Scientists were able to grow organoids affected by microcephaly, a human genetic disorder in which brain size is significantly reduced. Intriguingly, they observed that while the neuroepithelial tissue was smaller compared to normal organoids, microcephaly organoids were characterised by increased neuronal outgrowth. This led Dr Knoblich and his team to suggest that, in patients with microcephaly, neural differentiation during brain development happens prematurely at the expense of stem and progenitor cells, affecting brain size.

In another part of the project, researchers used organoids to study complex interactions, such as cell migration and axon growth, between different developing brain regions. Emphasis was given to the inhibitory GABAergic interneurons, which play a central role in brain activity regulation and are associated with epilepsy, schizophrenia and autism. Naturally, these interneurons emerge in a ventral part of the human brain and migrate over a long distance to the dorsal regions. If this migration, which is guided by various chemical signals such as CXCR4, fails then epileptic seizures can occur.

Furthermore, researchers combined bioengineering to improve the architecture of organoids. They used microfilaments to generate floating scaffolds that maintained their self-organising properties but displayed enhanced structure.

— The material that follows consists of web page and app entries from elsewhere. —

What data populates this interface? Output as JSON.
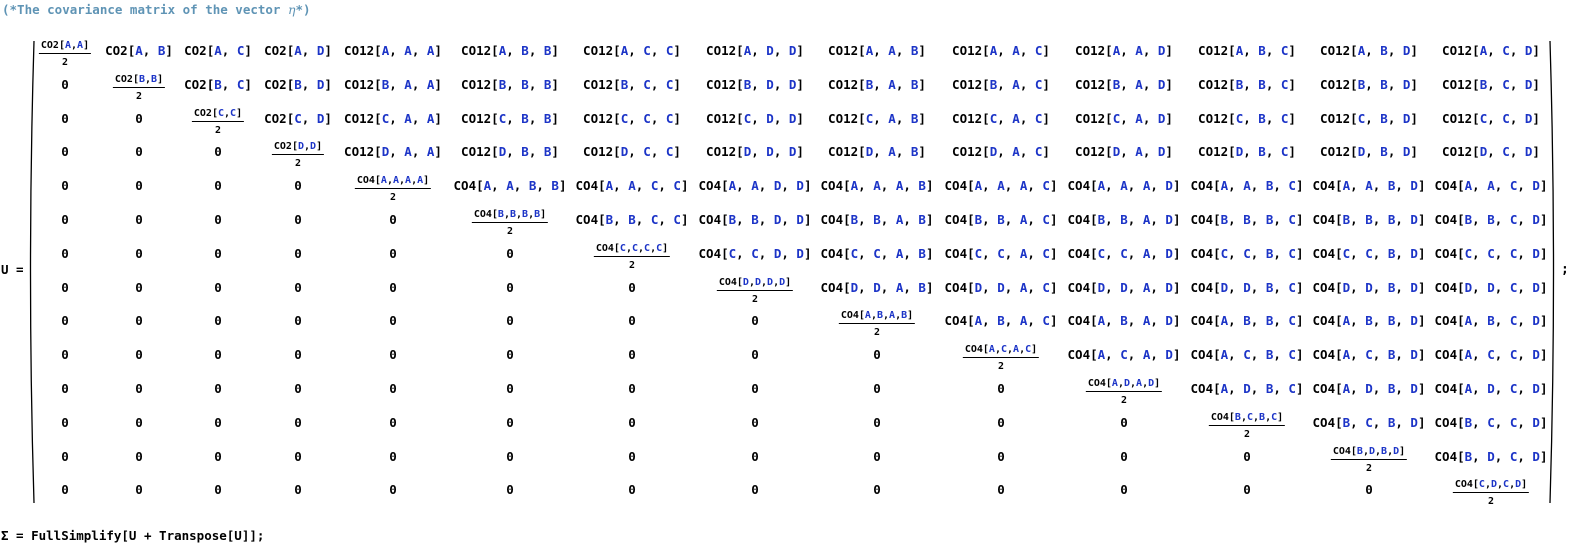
{
  "comment": {
    "prefix": "(*The covariance matrix of the vector ",
    "symbol": "η",
    "suffix": "*)"
  },
  "assignment": {
    "lhs": "U =",
    "terminator": ";"
  },
  "matrix": {
    "rows": [
      [
        [
          "frac",
          "CO2",
          "A,A"
        ],
        [
          "e",
          "CO2",
          "A",
          "B"
        ],
        [
          "e",
          "CO2",
          "A",
          "C"
        ],
        [
          "e",
          "CO2",
          "A",
          "D"
        ],
        [
          "e",
          "CO12",
          "A",
          "A",
          "A"
        ],
        [
          "e",
          "CO12",
          "A",
          "B",
          "B"
        ],
        [
          "e",
          "CO12",
          "A",
          "C",
          "C"
        ],
        [
          "e",
          "CO12",
          "A",
          "D",
          "D"
        ],
        [
          "e",
          "CO12",
          "A",
          "A",
          "B"
        ],
        [
          "e",
          "CO12",
          "A",
          "A",
          "C"
        ],
        [
          "e",
          "CO12",
          "A",
          "A",
          "D"
        ],
        [
          "e",
          "CO12",
          "A",
          "B",
          "C"
        ],
        [
          "e",
          "CO12",
          "A",
          "B",
          "D"
        ],
        [
          "e",
          "CO12",
          "A",
          "C",
          "D"
        ]
      ],
      [
        [
          "z"
        ],
        [
          "frac",
          "CO2",
          "B,B"
        ],
        [
          "e",
          "CO2",
          "B",
          "C"
        ],
        [
          "e",
          "CO2",
          "B",
          "D"
        ],
        [
          "e",
          "CO12",
          "B",
          "A",
          "A"
        ],
        [
          "e",
          "CO12",
          "B",
          "B",
          "B"
        ],
        [
          "e",
          "CO12",
          "B",
          "C",
          "C"
        ],
        [
          "e",
          "CO12",
          "B",
          "D",
          "D"
        ],
        [
          "e",
          "CO12",
          "B",
          "A",
          "B"
        ],
        [
          "e",
          "CO12",
          "B",
          "A",
          "C"
        ],
        [
          "e",
          "CO12",
          "B",
          "A",
          "D"
        ],
        [
          "e",
          "CO12",
          "B",
          "B",
          "C"
        ],
        [
          "e",
          "CO12",
          "B",
          "B",
          "D"
        ],
        [
          "e",
          "CO12",
          "B",
          "C",
          "D"
        ]
      ],
      [
        [
          "z"
        ],
        [
          "z"
        ],
        [
          "frac",
          "CO2",
          "C,C"
        ],
        [
          "e",
          "CO2",
          "C",
          "D"
        ],
        [
          "e",
          "CO12",
          "C",
          "A",
          "A"
        ],
        [
          "e",
          "CO12",
          "C",
          "B",
          "B"
        ],
        [
          "e",
          "CO12",
          "C",
          "C",
          "C"
        ],
        [
          "e",
          "CO12",
          "C",
          "D",
          "D"
        ],
        [
          "e",
          "CO12",
          "C",
          "A",
          "B"
        ],
        [
          "e",
          "CO12",
          "C",
          "A",
          "C"
        ],
        [
          "e",
          "CO12",
          "C",
          "A",
          "D"
        ],
        [
          "e",
          "CO12",
          "C",
          "B",
          "C"
        ],
        [
          "e",
          "CO12",
          "C",
          "B",
          "D"
        ],
        [
          "e",
          "CO12",
          "C",
          "C",
          "D"
        ]
      ],
      [
        [
          "z"
        ],
        [
          "z"
        ],
        [
          "z"
        ],
        [
          "frac",
          "CO2",
          "D,D"
        ],
        [
          "e",
          "CO12",
          "D",
          "A",
          "A"
        ],
        [
          "e",
          "CO12",
          "D",
          "B",
          "B"
        ],
        [
          "e",
          "CO12",
          "D",
          "C",
          "C"
        ],
        [
          "e",
          "CO12",
          "D",
          "D",
          "D"
        ],
        [
          "e",
          "CO12",
          "D",
          "A",
          "B"
        ],
        [
          "e",
          "CO12",
          "D",
          "A",
          "C"
        ],
        [
          "e",
          "CO12",
          "D",
          "A",
          "D"
        ],
        [
          "e",
          "CO12",
          "D",
          "B",
          "C"
        ],
        [
          "e",
          "CO12",
          "D",
          "B",
          "D"
        ],
        [
          "e",
          "CO12",
          "D",
          "C",
          "D"
        ]
      ],
      [
        [
          "z"
        ],
        [
          "z"
        ],
        [
          "z"
        ],
        [
          "z"
        ],
        [
          "frac",
          "CO4",
          "A,A,A,A"
        ],
        [
          "e",
          "CO4",
          "A",
          "A",
          "B",
          "B"
        ],
        [
          "e",
          "CO4",
          "A",
          "A",
          "C",
          "C"
        ],
        [
          "e",
          "CO4",
          "A",
          "A",
          "D",
          "D"
        ],
        [
          "e",
          "CO4",
          "A",
          "A",
          "A",
          "B"
        ],
        [
          "e",
          "CO4",
          "A",
          "A",
          "A",
          "C"
        ],
        [
          "e",
          "CO4",
          "A",
          "A",
          "A",
          "D"
        ],
        [
          "e",
          "CO4",
          "A",
          "A",
          "B",
          "C"
        ],
        [
          "e",
          "CO4",
          "A",
          "A",
          "B",
          "D"
        ],
        [
          "e",
          "CO4",
          "A",
          "A",
          "C",
          "D"
        ]
      ],
      [
        [
          "z"
        ],
        [
          "z"
        ],
        [
          "z"
        ],
        [
          "z"
        ],
        [
          "z"
        ],
        [
          "frac",
          "CO4",
          "B,B,B,B"
        ],
        [
          "e",
          "CO4",
          "B",
          "B",
          "C",
          "C"
        ],
        [
          "e",
          "CO4",
          "B",
          "B",
          "D",
          "D"
        ],
        [
          "e",
          "CO4",
          "B",
          "B",
          "A",
          "B"
        ],
        [
          "e",
          "CO4",
          "B",
          "B",
          "A",
          "C"
        ],
        [
          "e",
          "CO4",
          "B",
          "B",
          "A",
          "D"
        ],
        [
          "e",
          "CO4",
          "B",
          "B",
          "B",
          "C"
        ],
        [
          "e",
          "CO4",
          "B",
          "B",
          "B",
          "D"
        ],
        [
          "e",
          "CO4",
          "B",
          "B",
          "C",
          "D"
        ]
      ],
      [
        [
          "z"
        ],
        [
          "z"
        ],
        [
          "z"
        ],
        [
          "z"
        ],
        [
          "z"
        ],
        [
          "z"
        ],
        [
          "frac",
          "CO4",
          "C,C,C,C"
        ],
        [
          "e",
          "CO4",
          "C",
          "C",
          "D",
          "D"
        ],
        [
          "e",
          "CO4",
          "C",
          "C",
          "A",
          "B"
        ],
        [
          "e",
          "CO4",
          "C",
          "C",
          "A",
          "C"
        ],
        [
          "e",
          "CO4",
          "C",
          "C",
          "A",
          "D"
        ],
        [
          "e",
          "CO4",
          "C",
          "C",
          "B",
          "C"
        ],
        [
          "e",
          "CO4",
          "C",
          "C",
          "B",
          "D"
        ],
        [
          "e",
          "CO4",
          "C",
          "C",
          "C",
          "D"
        ]
      ],
      [
        [
          "z"
        ],
        [
          "z"
        ],
        [
          "z"
        ],
        [
          "z"
        ],
        [
          "z"
        ],
        [
          "z"
        ],
        [
          "z"
        ],
        [
          "frac",
          "CO4",
          "D,D,D,D"
        ],
        [
          "e",
          "CO4",
          "D",
          "D",
          "A",
          "B"
        ],
        [
          "e",
          "CO4",
          "D",
          "D",
          "A",
          "C"
        ],
        [
          "e",
          "CO4",
          "D",
          "D",
          "A",
          "D"
        ],
        [
          "e",
          "CO4",
          "D",
          "D",
          "B",
          "C"
        ],
        [
          "e",
          "CO4",
          "D",
          "D",
          "B",
          "D"
        ],
        [
          "e",
          "CO4",
          "D",
          "D",
          "C",
          "D"
        ]
      ],
      [
        [
          "z"
        ],
        [
          "z"
        ],
        [
          "z"
        ],
        [
          "z"
        ],
        [
          "z"
        ],
        [
          "z"
        ],
        [
          "z"
        ],
        [
          "z"
        ],
        [
          "frac",
          "CO4",
          "A,B,A,B"
        ],
        [
          "e",
          "CO4",
          "A",
          "B",
          "A",
          "C"
        ],
        [
          "e",
          "CO4",
          "A",
          "B",
          "A",
          "D"
        ],
        [
          "e",
          "CO4",
          "A",
          "B",
          "B",
          "C"
        ],
        [
          "e",
          "CO4",
          "A",
          "B",
          "B",
          "D"
        ],
        [
          "e",
          "CO4",
          "A",
          "B",
          "C",
          "D"
        ]
      ],
      [
        [
          "z"
        ],
        [
          "z"
        ],
        [
          "z"
        ],
        [
          "z"
        ],
        [
          "z"
        ],
        [
          "z"
        ],
        [
          "z"
        ],
        [
          "z"
        ],
        [
          "z"
        ],
        [
          "frac",
          "CO4",
          "A,C,A,C"
        ],
        [
          "e",
          "CO4",
          "A",
          "C",
          "A",
          "D"
        ],
        [
          "e",
          "CO4",
          "A",
          "C",
          "B",
          "C"
        ],
        [
          "e",
          "CO4",
          "A",
          "C",
          "B",
          "D"
        ],
        [
          "e",
          "CO4",
          "A",
          "C",
          "C",
          "D"
        ]
      ],
      [
        [
          "z"
        ],
        [
          "z"
        ],
        [
          "z"
        ],
        [
          "z"
        ],
        [
          "z"
        ],
        [
          "z"
        ],
        [
          "z"
        ],
        [
          "z"
        ],
        [
          "z"
        ],
        [
          "z"
        ],
        [
          "frac",
          "CO4",
          "A,D,A,D"
        ],
        [
          "e",
          "CO4",
          "A",
          "D",
          "B",
          "C"
        ],
        [
          "e",
          "CO4",
          "A",
          "D",
          "B",
          "D"
        ],
        [
          "e",
          "CO4",
          "A",
          "D",
          "C",
          "D"
        ]
      ],
      [
        [
          "z"
        ],
        [
          "z"
        ],
        [
          "z"
        ],
        [
          "z"
        ],
        [
          "z"
        ],
        [
          "z"
        ],
        [
          "z"
        ],
        [
          "z"
        ],
        [
          "z"
        ],
        [
          "z"
        ],
        [
          "z"
        ],
        [
          "frac",
          "CO4",
          "B,C,B,C"
        ],
        [
          "e",
          "CO4",
          "B",
          "C",
          "B",
          "D"
        ],
        [
          "e",
          "CO4",
          "B",
          "C",
          "C",
          "D"
        ]
      ],
      [
        [
          "z"
        ],
        [
          "z"
        ],
        [
          "z"
        ],
        [
          "z"
        ],
        [
          "z"
        ],
        [
          "z"
        ],
        [
          "z"
        ],
        [
          "z"
        ],
        [
          "z"
        ],
        [
          "z"
        ],
        [
          "z"
        ],
        [
          "z"
        ],
        [
          "frac",
          "CO4",
          "B,D,B,D"
        ],
        [
          "e",
          "CO4",
          "B",
          "D",
          "C",
          "D"
        ]
      ],
      [
        [
          "z"
        ],
        [
          "z"
        ],
        [
          "z"
        ],
        [
          "z"
        ],
        [
          "z"
        ],
        [
          "z"
        ],
        [
          "z"
        ],
        [
          "z"
        ],
        [
          "z"
        ],
        [
          "z"
        ],
        [
          "z"
        ],
        [
          "z"
        ],
        [
          "z"
        ],
        [
          "frac",
          "CO4",
          "C,D,C,D"
        ]
      ]
    ],
    "zero": "0",
    "denominator": "2"
  },
  "bottom_expression": "Σ = FullSimplify[U + Transpose[U]];",
  "colors": {
    "variable": "#1c34c7",
    "comment": "#5f94b5",
    "text": "#000000"
  }
}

Using patient-specific cerebral organoids for research and drug screening offers an alternative to animal experiments, reducing costs and animal use. It also has the potential to decrease the cost of drug development, reduce the brain disease burden and increase the rate of approved drugs for brain disorders. “The clinical potential of cerebral organoids is tremendous; for the first time, we can develop organoids derived from patients’ blood or skin cells. This will provide new insights into the mechanisms that lead to neurological disorders,″ envisages Dr Knoblich. With a new ERC-funded project, Mini Brain, scientists hope to bring neurological research a step further.

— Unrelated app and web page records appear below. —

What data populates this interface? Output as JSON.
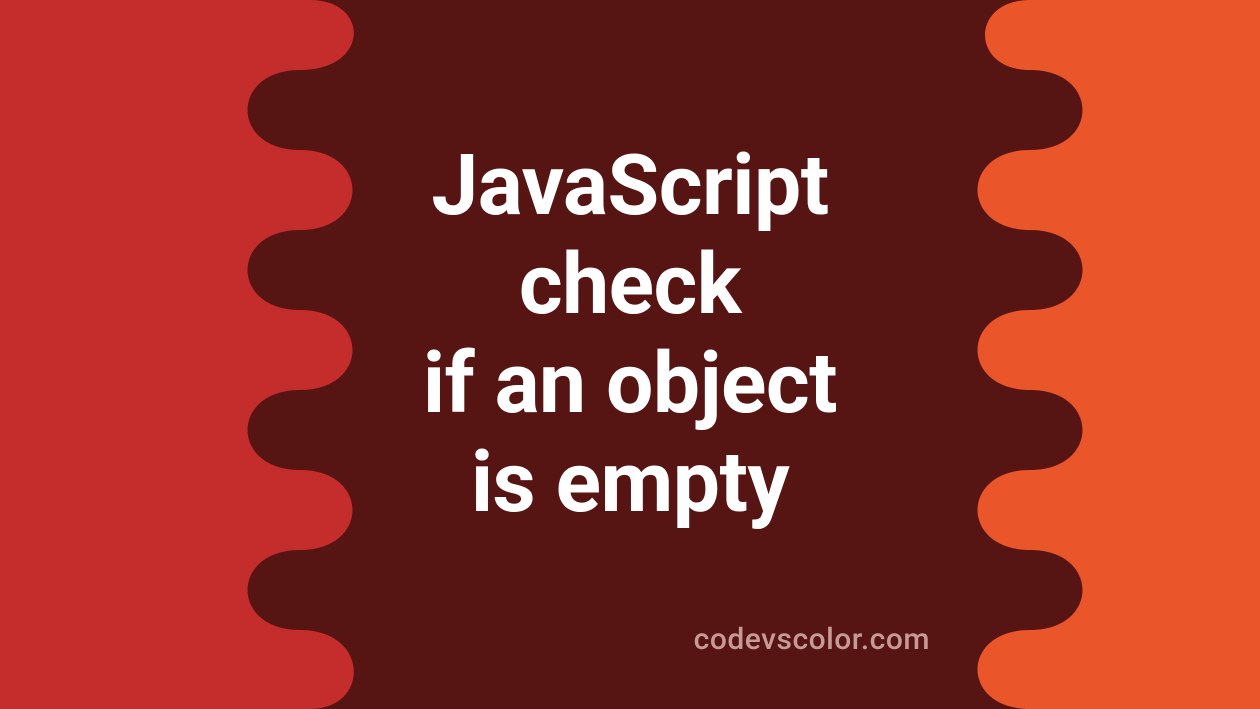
{
  "title_lines": [
    "JavaScript",
    "check",
    "if an object",
    "is empty"
  ],
  "watermark": "codevscolor.com",
  "colors": {
    "bg_dark": "#561513",
    "bg_red": "#c52d2c",
    "bg_orange": "#ea5529",
    "text": "#ffffff",
    "watermark": "#c79a95"
  }
}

This article was first published in CORDIS Results pack Organoids: mini organs in a dish for disease research and new cures